  44. Swarzenski CM, Doyle TW, Fry B, Hargis TG (2008) Biogeochemical response of organic-rich freshwater marshes in the Louisiana delta plain to chronic river water influx. Biogeochemistry 90:49–63CrossRefGoogle Scholar
  45. Teh YA, Silver WL, Sonnentag O, Detto M, Kelly M, Baldocchi DD (2011) Large greenhouse gas emissions from a temperate peatland pasture. Ecosystems 14:311–325CrossRefGoogle Scholar
  46. Trewartha GT, Horn LH (1980) Introduction to climate, Fifth edition. McGraw Hill, New York, NYGoogle Scholar
  47. Turetksy MR et al. (2014) A synthesis of methane emissions from 71 northern, temperate, and subtropical wetlands. Glob Chang Biol 20:2183–2197CrossRefGoogle Scholar
  48. Verified Carbon Standard (2014) Methodology for Coastal Wetland Creation. Version 1.0Google Scholar
  49. Vickers D, Mahrt L (1997) Quality control and flux sampling problems for tower and aircraft data. J Atmos Ocean Technol 14:512–526CrossRefGoogle Scholar
  50. Wang JM, Murphy JG, Geddes JA, Winsborough CL, Basiliko N, Thomas SC (2013) Methane fluxes measured by eddy covariance and static chamber techniques at a temperate forest in Central Ontario, Canada. Biogeosciences 10:4371–4382CrossRefGoogle Scholar
  51. Webb EK, Pearman G, Leuning R (1980) Correction of flux measurements for density effects due to heat and water vapor transfer. Q J R Meteorol Soc 106:85–100CrossRefGoogle Scholar
  52. Whalen, SC (2005) Biogeochemistry of methane exchange between natural wetlands and the atmosphere. Environ Eng Sci 22:73–94Google Scholar
  53. Whiting GL, Chanton JP (2001) Greenhouse carbon balance of wetlands: methane emission versus carbon sequestration. Tellus 53:521–528CrossRefGoogle Scholar
  54. Wilson CA, Allison MA (2008) An equilibrium profile model for retreating shorelines in Southeast Louisiana. Estuar Coast Shelf Sci 80:483–494CrossRefGoogle Scholar
  55. Yu L, Wang H, Wang G, Song W, Huang Y, Li S, Liang N, Tang Y, He J (2013) A comparison of methane emission measurements using eddy covariance and manual and automated chamber-based techniques in Tibetan plateau alpine wetland. Environ Pollut 181:81–90CrossRefPubMedGoogle Scholar
  56. Zhang Y, Sachs T, Li C, Boike J (2012) Upscaling methane fluxes from closed chambers to eddy covariance based on a permafrost biogeochemistry integrated model. Glob Chang Biol 18:1428–1440CrossRefGoogle Scholar
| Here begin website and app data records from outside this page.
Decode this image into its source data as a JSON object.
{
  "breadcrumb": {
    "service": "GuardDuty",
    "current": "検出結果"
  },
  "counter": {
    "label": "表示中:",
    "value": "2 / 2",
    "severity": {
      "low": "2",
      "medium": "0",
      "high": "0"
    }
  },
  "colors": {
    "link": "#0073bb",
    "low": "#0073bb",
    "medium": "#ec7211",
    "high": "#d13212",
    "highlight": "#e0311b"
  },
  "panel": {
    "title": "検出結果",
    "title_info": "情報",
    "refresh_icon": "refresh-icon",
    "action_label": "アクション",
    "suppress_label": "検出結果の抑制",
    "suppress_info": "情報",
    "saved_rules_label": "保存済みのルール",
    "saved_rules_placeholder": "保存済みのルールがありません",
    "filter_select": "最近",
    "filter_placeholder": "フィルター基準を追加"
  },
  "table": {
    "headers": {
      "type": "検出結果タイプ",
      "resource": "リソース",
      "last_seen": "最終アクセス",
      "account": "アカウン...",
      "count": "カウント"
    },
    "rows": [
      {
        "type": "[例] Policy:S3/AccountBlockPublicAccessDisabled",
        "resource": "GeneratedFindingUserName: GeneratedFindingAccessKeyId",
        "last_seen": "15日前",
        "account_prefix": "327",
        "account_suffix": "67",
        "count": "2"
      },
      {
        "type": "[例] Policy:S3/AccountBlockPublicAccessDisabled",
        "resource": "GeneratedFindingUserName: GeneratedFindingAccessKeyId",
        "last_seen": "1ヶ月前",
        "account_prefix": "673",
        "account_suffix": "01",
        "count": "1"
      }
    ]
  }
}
Copyright information

© Society of Wetland Scientists 2016

Authors and Affiliations

  • Guerry O. HolmJr.
    • 1
    Email author
  • Brian C. Perez
    • 1
  • David E. McWhorter
    • 1
  • Ken W. Krauss
    • 2
  • Darren J. Johnson
    • 3
  • Richard C. Raynie
    • 4
  • Charles J. Killebrew
    • 4
  1. 1.CH2MBaton RougeUSA
  2. 2.U.S. Geological SurveyUSGS Wetland and Aquatic Research CenterLafayetteUSA
  3. 3.Cherokee Nations Technical SolutionsWetland and Aquatic Research CenterLafayetteUSA
  4. 4.Louisiana Coastal Protection and Restoration AuthorityBaton RougeUSA

Personalised recommendations